It's understandable that Phillips is keen to avoid being drawn into a JD Edwards discussion - the PeopleSoft acquisition threatens to prove a big enough problem in its own right. Top of the list of his frustrations is clearly the attitude being taken by the PeopleSoft management team and CEO Craig Conway in particular, which is to refuse to enter into any discussions with Phillips or the Oracle team.
This, he says, is something that he might have expected a few years ago, but surprises him in the heightened climate of corporate governance and fiduciary responsibility post Enron. "I think the PeopleSoft shareholders are displaying a mixture of surprise and now a second phase of annoyance [with the management]," he suggests on the basis of having met with a number of the biggest PeopleSoft investors.
"When we made the first offer of $16, they said to us 'So what' and they weren't interested, it wasn't a high enough price to get their attention. But then we improved the offer and they saw that we were serious about this. They have assumed that following the second offer, we would have met with the PeopleSoft management who have a responsibility to consider and evaluate any offer on behalf of the shareholders. But they refuse to meet with us."
Phillips suggests that PeopleSoft is playing an anti-trust issues card as the main justification for refusing to talk. If the deal was likely to upset the Justice Department and fall foul of anti-competitive legislation in the US, then there would be little point in any meetings between the two management teams. But Phillips does not see that there is an anti-trust concern anyway as even the combined might of Oracle and PeopleSoft will not be enough to close the gap with market leader SAP, which itself has only 18 per cent of the market according to estimates from International Data Corporation.
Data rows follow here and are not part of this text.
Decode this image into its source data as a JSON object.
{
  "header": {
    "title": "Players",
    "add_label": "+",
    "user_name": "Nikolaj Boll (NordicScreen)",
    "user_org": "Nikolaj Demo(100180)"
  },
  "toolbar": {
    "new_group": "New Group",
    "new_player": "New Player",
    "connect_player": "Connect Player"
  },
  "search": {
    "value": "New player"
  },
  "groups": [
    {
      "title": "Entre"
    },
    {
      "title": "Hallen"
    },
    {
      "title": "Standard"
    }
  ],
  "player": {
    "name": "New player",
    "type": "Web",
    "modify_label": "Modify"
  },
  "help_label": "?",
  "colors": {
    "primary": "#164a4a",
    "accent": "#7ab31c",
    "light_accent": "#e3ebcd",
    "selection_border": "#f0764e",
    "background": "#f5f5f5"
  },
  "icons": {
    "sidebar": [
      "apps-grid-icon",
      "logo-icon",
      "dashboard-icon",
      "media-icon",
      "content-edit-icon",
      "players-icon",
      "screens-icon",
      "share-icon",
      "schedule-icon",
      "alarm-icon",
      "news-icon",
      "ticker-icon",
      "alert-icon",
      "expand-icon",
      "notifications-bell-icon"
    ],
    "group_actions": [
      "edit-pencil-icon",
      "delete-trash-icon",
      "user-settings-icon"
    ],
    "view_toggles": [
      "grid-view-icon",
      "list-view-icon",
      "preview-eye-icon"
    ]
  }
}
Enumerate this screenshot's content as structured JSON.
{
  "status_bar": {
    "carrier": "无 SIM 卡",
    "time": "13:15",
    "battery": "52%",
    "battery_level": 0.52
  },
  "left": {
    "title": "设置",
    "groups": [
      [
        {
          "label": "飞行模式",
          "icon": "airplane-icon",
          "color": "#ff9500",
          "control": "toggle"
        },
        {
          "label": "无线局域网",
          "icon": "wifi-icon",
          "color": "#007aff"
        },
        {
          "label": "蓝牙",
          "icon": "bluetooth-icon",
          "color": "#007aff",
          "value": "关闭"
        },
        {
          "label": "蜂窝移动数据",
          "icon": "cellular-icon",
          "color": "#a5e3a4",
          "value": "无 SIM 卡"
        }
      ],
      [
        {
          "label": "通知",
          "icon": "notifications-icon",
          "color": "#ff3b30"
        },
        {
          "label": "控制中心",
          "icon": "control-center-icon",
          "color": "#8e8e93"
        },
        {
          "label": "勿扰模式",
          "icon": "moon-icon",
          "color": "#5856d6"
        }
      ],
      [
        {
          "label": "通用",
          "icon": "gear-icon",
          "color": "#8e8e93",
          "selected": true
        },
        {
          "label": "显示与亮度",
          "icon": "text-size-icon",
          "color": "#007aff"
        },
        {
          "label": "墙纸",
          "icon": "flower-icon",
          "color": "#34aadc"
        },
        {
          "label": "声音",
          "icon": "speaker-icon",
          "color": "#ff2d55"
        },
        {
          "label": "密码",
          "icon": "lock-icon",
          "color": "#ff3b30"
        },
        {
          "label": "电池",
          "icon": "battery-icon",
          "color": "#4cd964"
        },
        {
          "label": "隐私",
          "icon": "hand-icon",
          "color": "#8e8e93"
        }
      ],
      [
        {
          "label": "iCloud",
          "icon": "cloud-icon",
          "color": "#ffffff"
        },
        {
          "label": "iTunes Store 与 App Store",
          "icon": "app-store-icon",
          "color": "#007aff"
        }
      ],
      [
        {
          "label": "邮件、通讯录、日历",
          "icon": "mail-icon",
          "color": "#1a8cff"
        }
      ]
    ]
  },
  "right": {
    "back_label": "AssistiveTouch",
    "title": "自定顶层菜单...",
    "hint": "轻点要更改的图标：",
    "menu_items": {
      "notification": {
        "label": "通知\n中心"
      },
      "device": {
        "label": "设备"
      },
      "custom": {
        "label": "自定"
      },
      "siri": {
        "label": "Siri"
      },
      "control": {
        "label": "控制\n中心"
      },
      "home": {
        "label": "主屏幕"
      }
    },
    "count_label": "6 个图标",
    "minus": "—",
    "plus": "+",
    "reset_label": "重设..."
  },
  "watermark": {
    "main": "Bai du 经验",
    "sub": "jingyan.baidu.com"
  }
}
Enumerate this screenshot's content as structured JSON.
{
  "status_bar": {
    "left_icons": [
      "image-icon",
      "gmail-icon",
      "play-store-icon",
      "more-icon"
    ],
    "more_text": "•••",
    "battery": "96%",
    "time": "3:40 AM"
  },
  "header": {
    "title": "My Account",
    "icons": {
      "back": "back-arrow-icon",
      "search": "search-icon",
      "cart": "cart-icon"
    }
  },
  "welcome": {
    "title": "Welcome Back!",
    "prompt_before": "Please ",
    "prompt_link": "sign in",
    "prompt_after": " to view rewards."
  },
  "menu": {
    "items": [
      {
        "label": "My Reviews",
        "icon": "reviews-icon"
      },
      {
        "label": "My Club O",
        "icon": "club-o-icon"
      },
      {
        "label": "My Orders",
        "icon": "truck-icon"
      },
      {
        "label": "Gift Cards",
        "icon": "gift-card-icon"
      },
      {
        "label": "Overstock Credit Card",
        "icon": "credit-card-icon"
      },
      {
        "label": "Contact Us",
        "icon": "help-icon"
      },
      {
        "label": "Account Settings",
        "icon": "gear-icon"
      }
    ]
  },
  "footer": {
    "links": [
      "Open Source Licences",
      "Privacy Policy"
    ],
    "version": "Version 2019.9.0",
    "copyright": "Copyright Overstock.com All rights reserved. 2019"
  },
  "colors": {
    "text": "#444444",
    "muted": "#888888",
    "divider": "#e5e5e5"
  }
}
"Anti-trust issues are usually the concern of the Justice Department," muses Phillips, adding that he and Oracle chief financial officer, Jeff Henley, are due to meet with officials from the department this week. "PeopleSoft appears to have made their decision for them. But it means that they don't have to meet with us. I don't see any anti-trust problems. It will increase competition. Do you want to have lots of little companies or one or two big companies that can be a more competitive offering to SAP and protect customers from Microsoft."
Assuming the PeopleSoft deal can be closed successfully, Oracle has committed to providing ten years worth of support for existing PeopleSoft customers, but will not actively sell the PeopleSoft software. If customers ask for it, they can have it, but it will not become an addition to the Oracle sales team's portfolio.
"We have focused a lot more attention on the PeopleSoft customer base," Phillips says, conceding that Oracle's initial focus on investors and shareholders has fuelled customer concern. "We are offering them at least a decade of support for their products - that's more than PeopleSoft or any other company offers its customers. Oracle and PeopleSoft are far closer cultures - a lot of them came from Oracle in the first place! - than PeopleSoft and JDE which are very different companies. Oracle is a better fit."
For Phillips, it's clear that the logic of market consolidation is inevitable and unshakeable. "There is going to be rationalization," he insists. "We know that, JD Edwards and PeopleSoft agree with that. That said, it's then just a question of who is going to drive that consolidation. We want to do that.
"Our actions will have a wider effect," he concludes. "We are probably starting something here'but it's hard to say at this stage where we will end up."